TASK TO CARRY OUT:
Copy the data below exactly, omitting any picture it contains.

═════ RECORDS FOR THE TASK

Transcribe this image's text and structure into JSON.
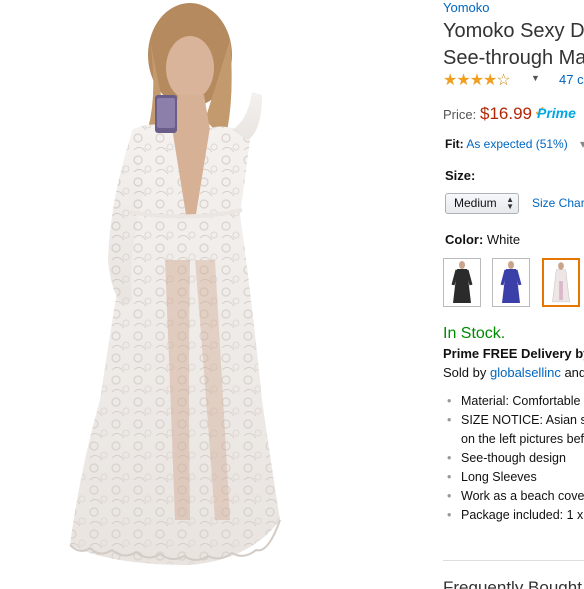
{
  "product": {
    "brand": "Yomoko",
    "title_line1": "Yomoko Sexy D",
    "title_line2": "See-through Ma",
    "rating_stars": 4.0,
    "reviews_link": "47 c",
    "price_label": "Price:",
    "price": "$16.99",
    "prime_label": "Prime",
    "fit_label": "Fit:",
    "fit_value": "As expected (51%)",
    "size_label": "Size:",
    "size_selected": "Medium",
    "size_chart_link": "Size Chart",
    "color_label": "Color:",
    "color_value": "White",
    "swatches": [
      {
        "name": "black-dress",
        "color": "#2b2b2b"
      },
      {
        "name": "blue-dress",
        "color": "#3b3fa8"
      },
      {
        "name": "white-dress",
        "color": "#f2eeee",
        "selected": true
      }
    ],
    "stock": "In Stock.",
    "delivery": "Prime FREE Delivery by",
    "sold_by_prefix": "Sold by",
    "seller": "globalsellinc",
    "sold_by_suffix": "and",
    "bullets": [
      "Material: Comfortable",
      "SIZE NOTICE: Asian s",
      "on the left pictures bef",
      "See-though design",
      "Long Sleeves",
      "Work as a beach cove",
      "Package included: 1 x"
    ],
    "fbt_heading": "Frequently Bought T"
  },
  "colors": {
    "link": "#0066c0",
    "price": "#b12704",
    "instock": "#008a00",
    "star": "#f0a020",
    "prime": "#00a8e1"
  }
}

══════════

RESPONSE AREA:
Transcribe this image's text and structure into JSON.
{
  "product": {
    "brand": "Yomoko",
    "title_line1": "Yomoko Sexy D",
    "title_line2": "See-through Ma",
    "rating_stars": 4.0,
    "reviews_link": "47 c",
    "price_label": "Price:",
    "price": "$16.99",
    "prime_label": "Prime",
    "fit_label": "Fit:",
    "fit_value": "As expected (51%)",
    "size_label": "Size:",
    "size_selected": "Medium",
    "size_chart_link": "Size Chart",
    "color_label": "Color:",
    "color_value": "White",
    "swatches": [
      {
        "name": "black-dress",
        "color": "#2b2b2b"
      },
      {
        "name": "blue-dress",
        "color": "#3b3fa8"
      },
      {
        "name": "white-dress",
        "color": "#f2eeee",
        "selected": true
      }
    ],
    "stock": "In Stock.",
    "delivery": "Prime FREE Delivery by",
    "sold_by_prefix": "Sold by",
    "seller": "globalsellinc",
    "sold_by_suffix": "and",
    "bullets": [
      "Material: Comfortable",
      "SIZE NOTICE: Asian s",
      "on the left pictures bef",
      "See-though design",
      "Long Sleeves",
      "Work as a beach cove",
      "Package included: 1 x"
    ],
    "fbt_heading": "Frequently Bought T"
  },
  "colors": {
    "link": "#0066c0",
    "price": "#b12704",
    "instock": "#008a00",
    "star": "#f0a020",
    "prime": "#00a8e1"
  }
}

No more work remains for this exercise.